#### [Task brief]
Only lines with the word "must" are needed; collect each of them from the listing below.

#### [Provided records]
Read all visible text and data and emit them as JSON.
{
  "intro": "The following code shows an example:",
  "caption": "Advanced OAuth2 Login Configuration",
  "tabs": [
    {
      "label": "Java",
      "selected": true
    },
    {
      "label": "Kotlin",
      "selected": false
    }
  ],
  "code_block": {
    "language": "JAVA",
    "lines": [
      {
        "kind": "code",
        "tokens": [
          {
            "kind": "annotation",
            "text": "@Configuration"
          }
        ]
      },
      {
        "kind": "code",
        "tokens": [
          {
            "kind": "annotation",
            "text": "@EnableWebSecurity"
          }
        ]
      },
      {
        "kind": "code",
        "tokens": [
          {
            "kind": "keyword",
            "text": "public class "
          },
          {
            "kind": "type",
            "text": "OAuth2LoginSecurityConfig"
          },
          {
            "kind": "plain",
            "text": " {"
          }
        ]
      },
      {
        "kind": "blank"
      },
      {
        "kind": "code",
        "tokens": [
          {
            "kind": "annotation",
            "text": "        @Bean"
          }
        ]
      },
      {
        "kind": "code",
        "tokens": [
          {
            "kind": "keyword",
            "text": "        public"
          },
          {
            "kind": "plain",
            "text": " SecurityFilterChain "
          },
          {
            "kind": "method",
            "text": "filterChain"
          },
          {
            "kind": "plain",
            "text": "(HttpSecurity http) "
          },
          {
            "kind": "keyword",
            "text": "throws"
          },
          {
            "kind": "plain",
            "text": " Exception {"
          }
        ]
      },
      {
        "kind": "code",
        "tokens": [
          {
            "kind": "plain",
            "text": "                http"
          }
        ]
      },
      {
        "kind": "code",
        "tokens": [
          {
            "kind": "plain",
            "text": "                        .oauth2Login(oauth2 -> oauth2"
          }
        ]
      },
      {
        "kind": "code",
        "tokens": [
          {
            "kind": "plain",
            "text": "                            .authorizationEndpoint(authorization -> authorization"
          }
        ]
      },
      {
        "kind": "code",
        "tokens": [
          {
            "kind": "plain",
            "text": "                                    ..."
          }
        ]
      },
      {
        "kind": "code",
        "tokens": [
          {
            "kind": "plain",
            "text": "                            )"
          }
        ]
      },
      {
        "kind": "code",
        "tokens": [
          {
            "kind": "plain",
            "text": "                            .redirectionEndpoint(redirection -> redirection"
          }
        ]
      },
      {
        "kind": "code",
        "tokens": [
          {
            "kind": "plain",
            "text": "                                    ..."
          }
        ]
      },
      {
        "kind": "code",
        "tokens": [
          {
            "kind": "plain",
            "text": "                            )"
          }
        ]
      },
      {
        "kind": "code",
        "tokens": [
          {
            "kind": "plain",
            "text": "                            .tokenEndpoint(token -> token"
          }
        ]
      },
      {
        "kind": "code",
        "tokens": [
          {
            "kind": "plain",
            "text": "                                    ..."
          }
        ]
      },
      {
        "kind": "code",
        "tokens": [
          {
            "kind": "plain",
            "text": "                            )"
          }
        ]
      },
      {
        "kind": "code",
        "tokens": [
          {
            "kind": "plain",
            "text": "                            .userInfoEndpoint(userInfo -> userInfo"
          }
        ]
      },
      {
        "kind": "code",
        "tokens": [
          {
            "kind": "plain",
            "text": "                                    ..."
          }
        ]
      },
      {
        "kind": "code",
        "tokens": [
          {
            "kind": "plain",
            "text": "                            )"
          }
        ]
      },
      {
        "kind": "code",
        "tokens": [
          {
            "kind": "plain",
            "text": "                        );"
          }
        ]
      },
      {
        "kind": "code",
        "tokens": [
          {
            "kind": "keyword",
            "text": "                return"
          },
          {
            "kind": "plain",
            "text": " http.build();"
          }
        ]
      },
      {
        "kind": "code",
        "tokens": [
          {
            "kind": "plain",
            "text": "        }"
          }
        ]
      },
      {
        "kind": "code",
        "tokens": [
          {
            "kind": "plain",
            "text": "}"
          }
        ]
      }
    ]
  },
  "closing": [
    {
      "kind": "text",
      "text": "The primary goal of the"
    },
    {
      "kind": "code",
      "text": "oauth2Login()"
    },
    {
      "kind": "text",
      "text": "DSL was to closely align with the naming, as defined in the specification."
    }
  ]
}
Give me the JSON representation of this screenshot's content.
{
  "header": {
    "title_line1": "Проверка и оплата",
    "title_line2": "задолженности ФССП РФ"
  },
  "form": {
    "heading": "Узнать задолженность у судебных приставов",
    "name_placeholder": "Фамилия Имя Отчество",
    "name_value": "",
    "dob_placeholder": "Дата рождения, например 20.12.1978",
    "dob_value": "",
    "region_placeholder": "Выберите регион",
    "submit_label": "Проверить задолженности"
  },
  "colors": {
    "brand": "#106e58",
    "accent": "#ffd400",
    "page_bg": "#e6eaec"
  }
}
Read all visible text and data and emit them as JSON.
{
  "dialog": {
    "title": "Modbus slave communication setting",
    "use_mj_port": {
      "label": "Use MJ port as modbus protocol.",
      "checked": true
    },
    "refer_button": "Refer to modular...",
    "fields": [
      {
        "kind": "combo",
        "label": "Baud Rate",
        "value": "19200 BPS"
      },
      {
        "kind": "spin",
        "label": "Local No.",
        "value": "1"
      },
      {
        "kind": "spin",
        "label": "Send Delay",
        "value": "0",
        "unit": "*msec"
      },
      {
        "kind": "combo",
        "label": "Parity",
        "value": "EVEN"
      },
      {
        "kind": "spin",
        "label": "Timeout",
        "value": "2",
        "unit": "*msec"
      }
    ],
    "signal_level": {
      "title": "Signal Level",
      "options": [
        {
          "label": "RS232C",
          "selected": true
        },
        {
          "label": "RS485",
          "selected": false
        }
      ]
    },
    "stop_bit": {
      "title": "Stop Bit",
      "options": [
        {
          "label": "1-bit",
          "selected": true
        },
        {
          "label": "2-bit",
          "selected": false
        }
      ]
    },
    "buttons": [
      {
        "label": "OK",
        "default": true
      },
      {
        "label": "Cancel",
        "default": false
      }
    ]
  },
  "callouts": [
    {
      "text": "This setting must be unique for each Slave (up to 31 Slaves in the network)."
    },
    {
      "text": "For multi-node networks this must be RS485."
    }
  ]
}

#### [Exercise output]
      "text": "This setting must be unique for each Slave (up to 31 Slaves in the network)."
      "text": "For multi-node networks this must be RS485."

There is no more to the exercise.